Since then, Myanmar has been in flux, with shifting political landscapes, economic development, and the ongoing inter-ethnic group strife. Whether foreigner or local, everyone is trying to figure out what life looks like and what it means to live in Myanmar, now open to the world. Foreign investors, eyeing the untapped economic opportunity of the nation, have dubbed Myanmar Asia’s “final frontier.”
“It is a pioneering field so there’s not a lot of examples to follow. Or good models or even somebody who you think, ‘Oh, that’s how you did it. I can do that but maybe just a little bit differently,’” says Sandra of the learning curve. “For ourselves, as well as other Christian workers that have been here fourteen, fifteen years that we look up to, we all are sort of finding our way in the dark.”
And so, they are faced with many questions with very few answers: what does it look like to plant a church and share the Gospel in Myanmar, where Christianity is rare? Most of the Christianity that does exist is concentrated within the minority ethnic groups – the Karen, the Kachin, the Chin – but Tim and Sandra have a heart to share the Gospel with the majority people group, the Bamar.
“The Bamar people are very proud of their heritage. They’re very proud of being Buddhist. On our vision trip, we visited a village and were told, ‘This village has no Christians, no Hindus – only Buddhists. Only Bamar people,’” Tim says.

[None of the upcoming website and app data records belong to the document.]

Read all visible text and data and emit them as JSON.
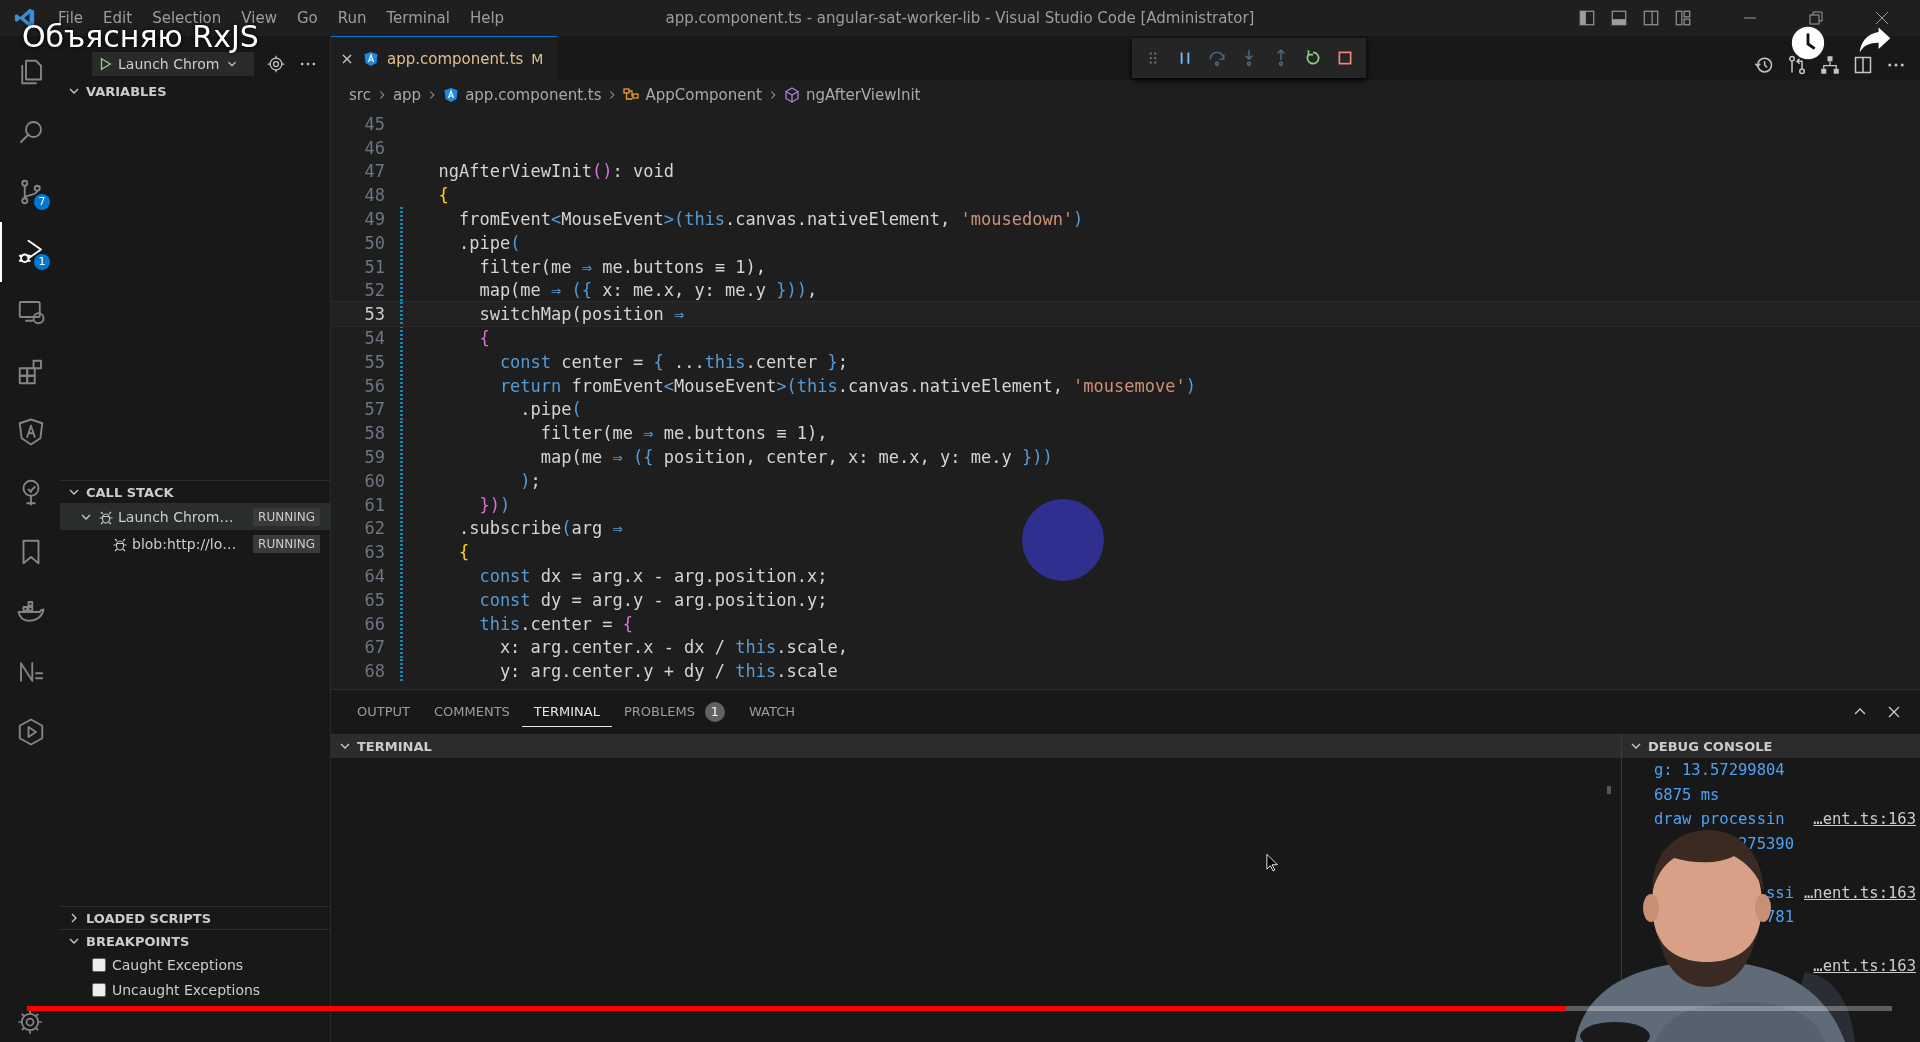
{
  "video": {
    "title": "Объясняю RxJS",
    "progress": {
      "level": 0.825
    }
  },
  "window": {
    "title": "app.component.ts - angular-sat-worker-lib - Visual Studio Code [Administrator]",
    "menu": [
      "File",
      "Edit",
      "Selection",
      "View",
      "Go",
      "Run",
      "Terminal",
      "Help"
    ]
  },
  "activity_bar": [
    {
      "selected": false
    },
    {
      "selected": false
    },
    {
      "selected": false,
      "badge": "7"
    },
    {
      "selected": true,
      "badge": "1"
    },
    {
      "selected": false
    },
    {
      "selected": false
    },
    {
      "selected": false
    },
    {
      "selected": false
    },
    {
      "selected": false
    },
    {
      "selected": false
    },
    {
      "selected": false
    },
    {
      "selected": false
    }
  ],
  "sidebar": {
    "launch_config": "Launch Chrom",
    "variables": {
      "title": "VARIABLES",
      "expanded": true
    },
    "call_stack": {
      "title": "CALL STACK",
      "expanded": true,
      "rows": [
        {
          "label": "Launch Chrom…",
          "status": "RUNNING",
          "selected": true,
          "expanded": true,
          "children": [
            {
              "label": "blob:http://lo…",
              "status": "RUNNING",
              "selected": false
            }
          ]
        }
      ]
    },
    "loaded_scripts": {
      "title": "LOADED SCRIPTS",
      "expanded": false
    },
    "breakpoints": {
      "title": "BREAKPOINTS",
      "expanded": true,
      "items": [
        {
          "label": "Caught Exceptions",
          "checked": false
        },
        {
          "label": "Uncaught Exceptions",
          "checked": false
        }
      ]
    }
  },
  "editor": {
    "tab": {
      "label": "app.component.ts",
      "status": "M"
    },
    "breadcrumb": [
      {
        "label": "src",
        "kind": "folder"
      },
      {
        "label": "app",
        "kind": "folder"
      },
      {
        "label": "app.component.ts",
        "kind": "file"
      },
      {
        "label": "AppComponent",
        "kind": "class"
      },
      {
        "label": "ngAfterViewInit",
        "kind": "method"
      }
    ],
    "lines": [
      {
        "n": "45",
        "changed": false,
        "current": false
      },
      {
        "n": "46",
        "changed": false,
        "current": false
      },
      {
        "n": "47",
        "changed": false,
        "current": false,
        "tokens": [
          {
            "text": "  ngAfterViewInit",
            "kind": "plain"
          },
          {
            "text": "()",
            "kind": "bracket2"
          },
          {
            "text": ": void",
            "kind": "plain"
          }
        ]
      },
      {
        "n": "48",
        "changed": false,
        "current": false,
        "tokens": [
          {
            "text": "  {",
            "kind": "bracket1"
          }
        ]
      },
      {
        "n": "49",
        "changed": true,
        "current": false,
        "tokens": [
          {
            "text": "    fromEvent",
            "kind": "plain"
          },
          {
            "text": "<",
            "kind": "keyword"
          },
          {
            "text": "MouseEvent",
            "kind": "plain"
          },
          {
            "text": ">(",
            "kind": "keyword"
          },
          {
            "text": "this",
            "kind": "keyword"
          },
          {
            "text": ".canvas.nativeElement, ",
            "kind": "plain"
          },
          {
            "text": "'mousedown'",
            "kind": "string"
          },
          {
            "text": ")",
            "kind": "keyword"
          }
        ]
      },
      {
        "n": "50",
        "changed": true,
        "current": false,
        "tokens": [
          {
            "text": "    .pipe",
            "kind": "plain"
          },
          {
            "text": "(",
            "kind": "keyword"
          }
        ]
      },
      {
        "n": "51",
        "changed": true,
        "current": false,
        "tokens": [
          {
            "text": "      filter(me ",
            "kind": "plain"
          },
          {
            "text": "⇒",
            "kind": "keyword"
          },
          {
            "text": " me.buttons ≡ 1),",
            "kind": "plain"
          }
        ]
      },
      {
        "n": "52",
        "changed": true,
        "current": false,
        "tokens": [
          {
            "text": "      map(me ",
            "kind": "plain"
          },
          {
            "text": "⇒",
            "kind": "keyword"
          },
          {
            "text": " ({",
            "kind": "keyword"
          },
          {
            "text": " x: me.x, y: me.y ",
            "kind": "plain"
          },
          {
            "text": "}))",
            "kind": "keyword"
          },
          {
            "text": ",",
            "kind": "plain"
          }
        ]
      },
      {
        "n": "53",
        "changed": true,
        "current": true,
        "tokens": [
          {
            "text": "      switchMap(position ",
            "kind": "plain"
          },
          {
            "text": "⇒",
            "kind": "keyword"
          }
        ]
      },
      {
        "n": "54",
        "changed": true,
        "current": false,
        "tokens": [
          {
            "text": "      {",
            "kind": "bracket2"
          }
        ]
      },
      {
        "n": "55",
        "changed": true,
        "current": false,
        "tokens": [
          {
            "text": "        const",
            "kind": "keyword"
          },
          {
            "text": " center = ",
            "kind": "plain"
          },
          {
            "text": "{",
            "kind": "keyword"
          },
          {
            "text": " ...",
            "kind": "plain"
          },
          {
            "text": "this",
            "kind": "keyword"
          },
          {
            "text": ".center ",
            "kind": "plain"
          },
          {
            "text": "}",
            "kind": "keyword"
          },
          {
            "text": ";",
            "kind": "plain"
          }
        ]
      },
      {
        "n": "56",
        "changed": true,
        "current": false,
        "tokens": [
          {
            "text": "        return",
            "kind": "keyword"
          },
          {
            "text": " fromEvent",
            "kind": "plain"
          },
          {
            "text": "<",
            "kind": "keyword"
          },
          {
            "text": "MouseEvent",
            "kind": "plain"
          },
          {
            "text": ">(",
            "kind": "keyword"
          },
          {
            "text": "this",
            "kind": "keyword"
          },
          {
            "text": ".canvas.nativeElement, ",
            "kind": "plain"
          },
          {
            "text": "'mousemove'",
            "kind": "string"
          },
          {
            "text": ")",
            "kind": "keyword"
          }
        ]
      },
      {
        "n": "57",
        "changed": true,
        "current": false,
        "tokens": [
          {
            "text": "          .pipe",
            "kind": "plain"
          },
          {
            "text": "(",
            "kind": "keyword"
          }
        ]
      },
      {
        "n": "58",
        "changed": true,
        "current": false,
        "tokens": [
          {
            "text": "            filter(me ",
            "kind": "plain"
          },
          {
            "text": "⇒",
            "kind": "keyword"
          },
          {
            "text": " me.buttons ≡ 1),",
            "kind": "plain"
          }
        ]
      },
      {
        "n": "59",
        "changed": true,
        "current": false,
        "tokens": [
          {
            "text": "            map(me ",
            "kind": "plain"
          },
          {
            "text": "⇒",
            "kind": "keyword"
          },
          {
            "text": " ({",
            "kind": "keyword"
          },
          {
            "text": " position, center, x: me.x, y: me.y ",
            "kind": "plain"
          },
          {
            "text": "}))",
            "kind": "keyword"
          }
        ]
      },
      {
        "n": "60",
        "changed": true,
        "current": false,
        "tokens": [
          {
            "text": "          )",
            "kind": "keyword"
          },
          {
            "text": ";",
            "kind": "plain"
          }
        ]
      },
      {
        "n": "61",
        "changed": true,
        "current": false,
        "tokens": [
          {
            "text": "      })",
            "kind": "bracket2"
          },
          {
            "text": ")",
            "kind": "keyword"
          }
        ]
      },
      {
        "n": "62",
        "changed": true,
        "current": false,
        "tokens": [
          {
            "text": "    .subscribe",
            "kind": "plain"
          },
          {
            "text": "(",
            "kind": "keyword"
          },
          {
            "text": "arg ",
            "kind": "plain"
          },
          {
            "text": "⇒",
            "kind": "keyword"
          }
        ]
      },
      {
        "n": "63",
        "changed": true,
        "current": false,
        "tokens": [
          {
            "text": "    {",
            "kind": "bracket1"
          }
        ]
      },
      {
        "n": "64",
        "changed": true,
        "current": false,
        "tokens": [
          {
            "text": "      const",
            "kind": "keyword"
          },
          {
            "text": " dx = arg.x - arg.position.x;",
            "kind": "plain"
          }
        ]
      },
      {
        "n": "65",
        "changed": true,
        "current": false,
        "tokens": [
          {
            "text": "      const",
            "kind": "keyword"
          },
          {
            "text": " dy = arg.y - arg.position.y;",
            "kind": "plain"
          }
        ]
      },
      {
        "n": "66",
        "changed": true,
        "current": false,
        "tokens": [
          {
            "text": "      this",
            "kind": "keyword"
          },
          {
            "text": ".center = ",
            "kind": "plain"
          },
          {
            "text": "{",
            "kind": "bracket2"
          }
        ]
      },
      {
        "n": "67",
        "changed": true,
        "current": false,
        "tokens": [
          {
            "text": "        x: arg.center.x - dx / ",
            "kind": "plain"
          },
          {
            "text": "this",
            "kind": "keyword"
          },
          {
            "text": ".scale,",
            "kind": "plain"
          }
        ]
      },
      {
        "n": "68",
        "changed": true,
        "current": false,
        "tokens": [
          {
            "text": "        y: arg.center.y + dy / ",
            "kind": "plain"
          },
          {
            "text": "this",
            "kind": "keyword"
          },
          {
            "text": ".scale",
            "kind": "plain"
          }
        ]
      }
    ]
  },
  "panel": {
    "tabs": [
      {
        "label": "OUTPUT",
        "selected": false
      },
      {
        "label": "COMMENTS",
        "selected": false
      },
      {
        "label": "TERMINAL",
        "selected": true
      },
      {
        "label": "PROBLEMS",
        "selected": false,
        "badge": "1"
      },
      {
        "label": "WATCH",
        "selected": false
      }
    ],
    "terminal": {
      "title": "TERMINAL",
      "expanded": true
    },
    "debug_console": {
      "title": "DEBUG CONSOLE",
      "expanded": true,
      "rows": [
        {
          "kind": "full",
          "value": "g: 13.57299804"
        },
        {
          "kind": "full",
          "value": "6875 ms"
        },
        {
          "kind": "full",
          "value": "draw processin",
          "source": "…ent.ts:163"
        },
        {
          "kind": "partial",
          "value": "275390"
        },
        {
          "kind": "blank"
        },
        {
          "kind": "partial",
          "value": "ssi",
          "source": "…nent.ts:163"
        },
        {
          "kind": "partial",
          "value": "781"
        },
        {
          "kind": "blank"
        },
        {
          "kind": "blank",
          "source": "…ent.ts:163"
        }
      ]
    }
  }
}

“I think the few Bamar people who’ve come to know the Lord – which seem to be one person here, one person there – really find it difficult to know what it means to be Bamar and a Christian,” says Sandra. “Our desire – obviously we don’t have control of this – is to see groups of people come to know and worship the Lord. From their hearts and not see it as something foreign.”
The Bamar live in the central parts of Myanmar, and it’s difficult for foreigners to live outside the capital city of Yangon. Language learning – to the Western eye, Burmese looks like a lot of swirls and loops – is slow-going. Maintaining life – everything from keeping house and getting around Yangon, all in the heat – is draining as well. And, as Tim said, things are constantly changing, and that is wearying, especially for foreigners.
“When we first came there was a sense that it’s new, there are possibilities, there’s room for change. There’s room for innovation. As time has gone by I think we’ve sensed there’s a lot of…well life is tricky and complicated in Myanmar, period,” Sandra says of tempering their expectations. “SIM is learning how to be in Myanmar. And we’re learning how to live in Myanmar. There’s a lot to be seen in the future for how it will unfold.”
“We started crying, actually, because we felt this love and burden for Myanmar, but we knew it’s going to be a very long haul,” Tim says of how they felt after their exploratory trip in 2010.
Even on that trip though, they saw God opening doors for them, from being able to obtain a visa to visit (just months before the 2010 election, when everyone in Burma was unsure of what might happen), to SIM being willing to move into this new field, to providing them teammates on the ground who have bolstered and upheld them. His provision, thankfully, is something that will not change.
“It’s just the Lord’s grace that has kept us going. Really, it’s the Lord who’s called us here and kept us here and the Lord who’s really kept us well from totally giving up,” Sandra says.
SIM is committed to building a multicultural, multi-ethnic, multi-skilled in Myanmar. If you have a desire to be a part of a team that is building its ministries from the ground up in Myanmar, please get in touch.